Any picture in the material should be left out, while all other lines are copied exactly.

◆ **GIVEN RECORDS**
.....
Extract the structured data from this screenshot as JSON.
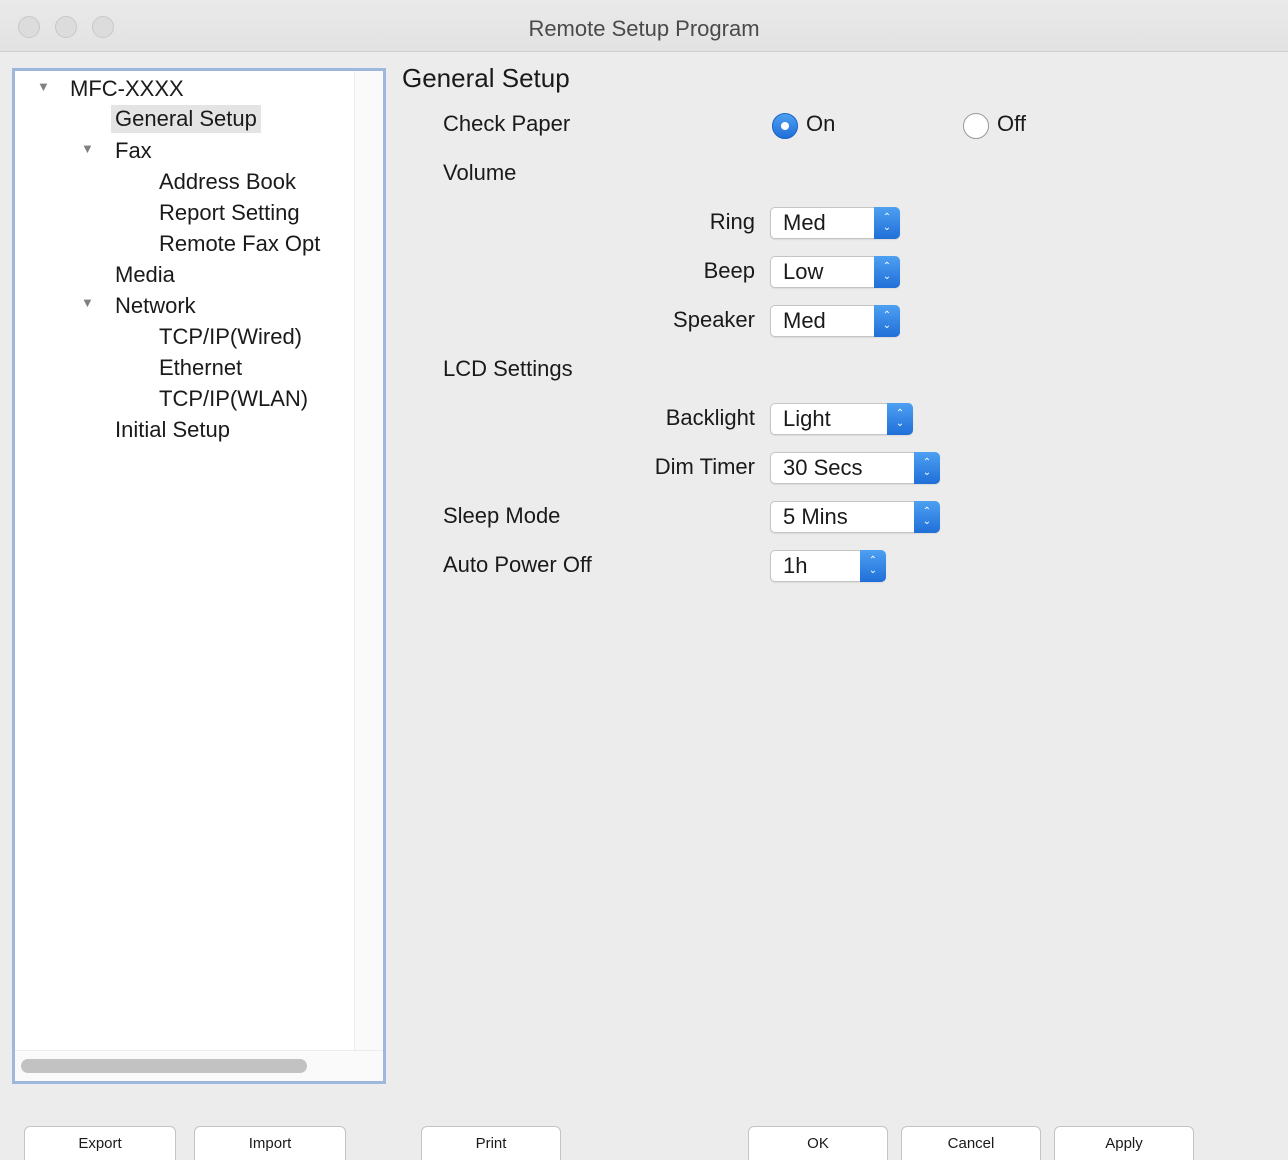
{
  "window": {
    "title": "Remote Setup Program"
  },
  "sidebar": {
    "items": [
      {
        "label": "MFC-XXXX",
        "expanded": true
      },
      {
        "label": "General Setup",
        "selected": true
      },
      {
        "label": "Fax",
        "expanded": true
      },
      {
        "label": "Address Book"
      },
      {
        "label": "Report Setting"
      },
      {
        "label": "Remote Fax Opt"
      },
      {
        "label": "Media"
      },
      {
        "label": "Network",
        "expanded": true
      },
      {
        "label": "TCP/IP(Wired)"
      },
      {
        "label": "Ethernet"
      },
      {
        "label": "TCP/IP(WLAN)"
      },
      {
        "label": "Initial Setup"
      }
    ]
  },
  "main": {
    "section_title": "General Setup",
    "check_paper": {
      "label": "Check Paper",
      "options": [
        "On",
        "Off"
      ],
      "selected": "On"
    },
    "volume": {
      "label": "Volume",
      "ring": {
        "label": "Ring",
        "value": "Med"
      },
      "beep": {
        "label": "Beep",
        "value": "Low"
      },
      "speaker": {
        "label": "Speaker",
        "value": "Med"
      }
    },
    "lcd_settings": {
      "label": "LCD Settings",
      "backlight": {
        "label": "Backlight",
        "value": "Light"
      },
      "dim_timer": {
        "label": "Dim Timer",
        "value": "30 Secs"
      }
    },
    "sleep_mode": {
      "label": "Sleep Mode",
      "value": "5 Mins"
    },
    "auto_power_off": {
      "label": "Auto Power Off",
      "value": "1h"
    }
  },
  "buttons": {
    "export": "Export",
    "import": "Import",
    "print": "Print",
    "ok": "OK",
    "cancel": "Cancel",
    "apply": "Apply"
  },
  "colors": {
    "accent": "#1f6fd8",
    "sidebar_border": "#9fb7dd",
    "selection": "#e4e4e4"
  }
}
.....
◆ **SOLUTION TO THIS EXERCISE**
Extract the structured data from this screenshot as JSON.
{
  "window": {
    "title": "Remote Setup Program"
  },
  "sidebar": {
    "items": [
      {
        "label": "MFC-XXXX",
        "expanded": true
      },
      {
        "label": "General Setup",
        "selected": true
      },
      {
        "label": "Fax",
        "expanded": true
      },
      {
        "label": "Address Book"
      },
      {
        "label": "Report Setting"
      },
      {
        "label": "Remote Fax Opt"
      },
      {
        "label": "Media"
      },
      {
        "label": "Network",
        "expanded": true
      },
      {
        "label": "TCP/IP(Wired)"
      },
      {
        "label": "Ethernet"
      },
      {
        "label": "TCP/IP(WLAN)"
      },
      {
        "label": "Initial Setup"
      }
    ]
  },
  "main": {
    "section_title": "General Setup",
    "check_paper": {
      "label": "Check Paper",
      "options": [
        "On",
        "Off"
      ],
      "selected": "On"
    },
    "volume": {
      "label": "Volume",
      "ring": {
        "label": "Ring",
        "value": "Med"
      },
      "beep": {
        "label": "Beep",
        "value": "Low"
      },
      "speaker": {
        "label": "Speaker",
        "value": "Med"
      }
    },
    "lcd_settings": {
      "label": "LCD Settings",
      "backlight": {
        "label": "Backlight",
        "value": "Light"
      },
      "dim_timer": {
        "label": "Dim Timer",
        "value": "30 Secs"
      }
    },
    "sleep_mode": {
      "label": "Sleep Mode",
      "value": "5 Mins"
    },
    "auto_power_off": {
      "label": "Auto Power Off",
      "value": "1h"
    }
  },
  "buttons": {
    "export": "Export",
    "import": "Import",
    "print": "Print",
    "ok": "OK",
    "cancel": "Cancel",
    "apply": "Apply"
  },
  "colors": {
    "accent": "#1f6fd8",
    "sidebar_border": "#9fb7dd",
    "selection": "#e4e4e4"
  }
}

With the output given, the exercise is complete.